__Task statement__. All of the listing below must be repeated word for word. Pictures are the only thing to omit.
+ + + + + + +
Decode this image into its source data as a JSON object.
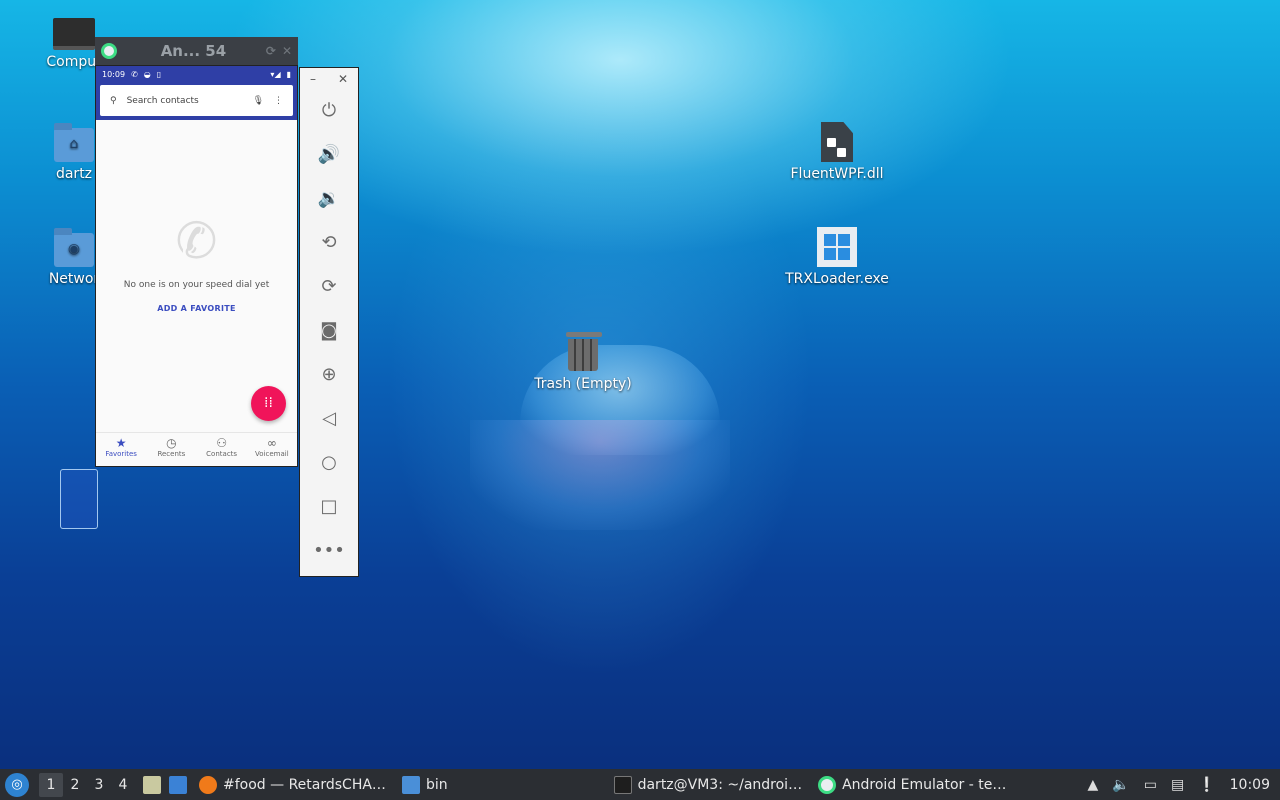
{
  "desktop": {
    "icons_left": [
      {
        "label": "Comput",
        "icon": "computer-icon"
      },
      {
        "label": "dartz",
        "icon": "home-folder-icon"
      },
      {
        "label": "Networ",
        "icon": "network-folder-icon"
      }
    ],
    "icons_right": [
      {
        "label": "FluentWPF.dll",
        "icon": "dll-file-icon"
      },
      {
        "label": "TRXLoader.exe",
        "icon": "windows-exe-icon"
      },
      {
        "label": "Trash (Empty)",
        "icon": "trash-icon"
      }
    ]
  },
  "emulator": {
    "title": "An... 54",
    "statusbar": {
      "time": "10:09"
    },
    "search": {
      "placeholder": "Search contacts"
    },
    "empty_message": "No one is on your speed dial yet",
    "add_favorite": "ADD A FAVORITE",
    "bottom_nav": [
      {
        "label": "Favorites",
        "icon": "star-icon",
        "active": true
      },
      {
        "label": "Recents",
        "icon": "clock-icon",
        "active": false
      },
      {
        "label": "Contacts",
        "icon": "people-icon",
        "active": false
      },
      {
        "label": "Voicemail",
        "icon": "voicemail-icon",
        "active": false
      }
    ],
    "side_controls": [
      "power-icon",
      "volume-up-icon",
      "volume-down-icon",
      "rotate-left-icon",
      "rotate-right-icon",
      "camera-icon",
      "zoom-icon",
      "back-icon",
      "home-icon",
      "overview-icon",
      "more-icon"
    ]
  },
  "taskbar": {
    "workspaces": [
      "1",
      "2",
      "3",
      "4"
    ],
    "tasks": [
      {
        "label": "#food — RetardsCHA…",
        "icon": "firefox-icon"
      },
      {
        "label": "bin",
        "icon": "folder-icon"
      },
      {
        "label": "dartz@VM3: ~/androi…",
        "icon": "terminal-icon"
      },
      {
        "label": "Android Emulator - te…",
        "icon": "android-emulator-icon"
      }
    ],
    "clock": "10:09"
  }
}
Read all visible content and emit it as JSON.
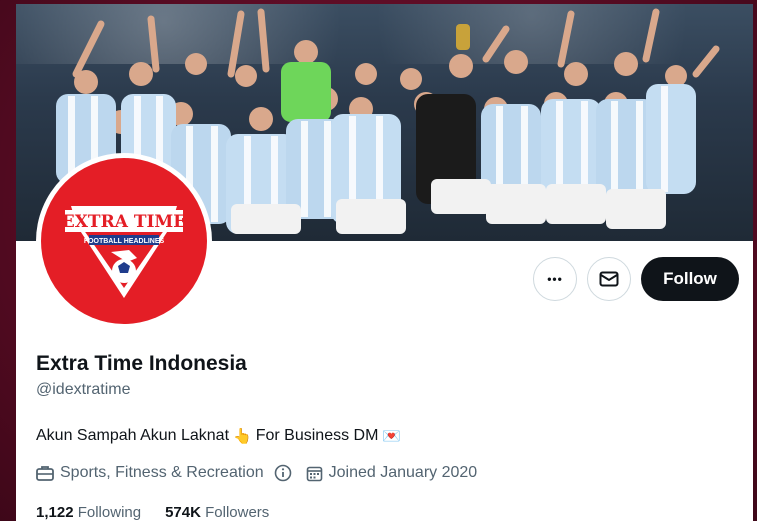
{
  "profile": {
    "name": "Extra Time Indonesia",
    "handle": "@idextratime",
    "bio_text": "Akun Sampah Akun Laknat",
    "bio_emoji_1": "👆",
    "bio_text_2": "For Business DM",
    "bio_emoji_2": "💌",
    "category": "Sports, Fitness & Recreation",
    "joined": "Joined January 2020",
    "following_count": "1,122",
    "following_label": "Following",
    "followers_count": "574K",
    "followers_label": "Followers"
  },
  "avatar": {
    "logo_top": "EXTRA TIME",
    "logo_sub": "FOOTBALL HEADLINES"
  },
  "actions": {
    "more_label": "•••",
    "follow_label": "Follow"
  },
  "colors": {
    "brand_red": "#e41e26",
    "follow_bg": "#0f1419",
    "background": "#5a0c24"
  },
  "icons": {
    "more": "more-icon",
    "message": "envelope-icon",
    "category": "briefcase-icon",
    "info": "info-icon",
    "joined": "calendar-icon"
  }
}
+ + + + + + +
__Reply__.
Decode this image into its source data as a JSON object.
{
  "desktop": {
    "icons_left": [
      {
        "label": "Comput",
        "icon": "computer-icon"
      },
      {
        "label": "dartz",
        "icon": "home-folder-icon"
      },
      {
        "label": "Networ",
        "icon": "network-folder-icon"
      }
    ],
    "icons_right": [
      {
        "label": "FluentWPF.dll",
        "icon": "dll-file-icon"
      },
      {
        "label": "TRXLoader.exe",
        "icon": "windows-exe-icon"
      },
      {
        "label": "Trash (Empty)",
        "icon": "trash-icon"
      }
    ]
  },
  "emulator": {
    "title": "An... 54",
    "statusbar": {
      "time": "10:09"
    },
    "search": {
      "placeholder": "Search contacts"
    },
    "empty_message": "No one is on your speed dial yet",
    "add_favorite": "ADD A FAVORITE",
    "bottom_nav": [
      {
        "label": "Favorites",
        "icon": "star-icon",
        "active": true
      },
      {
        "label": "Recents",
        "icon": "clock-icon",
        "active": false
      },
      {
        "label": "Contacts",
        "icon": "people-icon",
        "active": false
      },
      {
        "label": "Voicemail",
        "icon": "voicemail-icon",
        "active": false
      }
    ],
    "side_controls": [
      "power-icon",
      "volume-up-icon",
      "volume-down-icon",
      "rotate-left-icon",
      "rotate-right-icon",
      "camera-icon",
      "zoom-icon",
      "back-icon",
      "home-icon",
      "overview-icon",
      "more-icon"
    ]
  },
  "taskbar": {
    "workspaces": [
      "1",
      "2",
      "3",
      "4"
    ],
    "tasks": [
      {
        "label": "#food — RetardsCHA…",
        "icon": "firefox-icon"
      },
      {
        "label": "bin",
        "icon": "folder-icon"
      },
      {
        "label": "dartz@VM3: ~/androi…",
        "icon": "terminal-icon"
      },
      {
        "label": "Android Emulator - te…",
        "icon": "android-emulator-icon"
      }
    ],
    "clock": "10:09"
  }
}
Read all visible content and emit it as JSON.
{
  "profile": {
    "name": "Extra Time Indonesia",
    "handle": "@idextratime",
    "bio_text": "Akun Sampah Akun Laknat",
    "bio_emoji_1": "👆",
    "bio_text_2": "For Business DM",
    "bio_emoji_2": "💌",
    "category": "Sports, Fitness & Recreation",
    "joined": "Joined January 2020",
    "following_count": "1,122",
    "following_label": "Following",
    "followers_count": "574K",
    "followers_label": "Followers"
  },
  "avatar": {
    "logo_top": "EXTRA TIME",
    "logo_sub": "FOOTBALL HEADLINES"
  },
  "actions": {
    "more_label": "•••",
    "follow_label": "Follow"
  },
  "colors": {
    "brand_red": "#e41e26",
    "follow_bg": "#0f1419",
    "background": "#5a0c24"
  },
  "icons": {
    "more": "more-icon",
    "message": "envelope-icon",
    "category": "briefcase-icon",
    "info": "info-icon",
    "joined": "calendar-icon"
  }
}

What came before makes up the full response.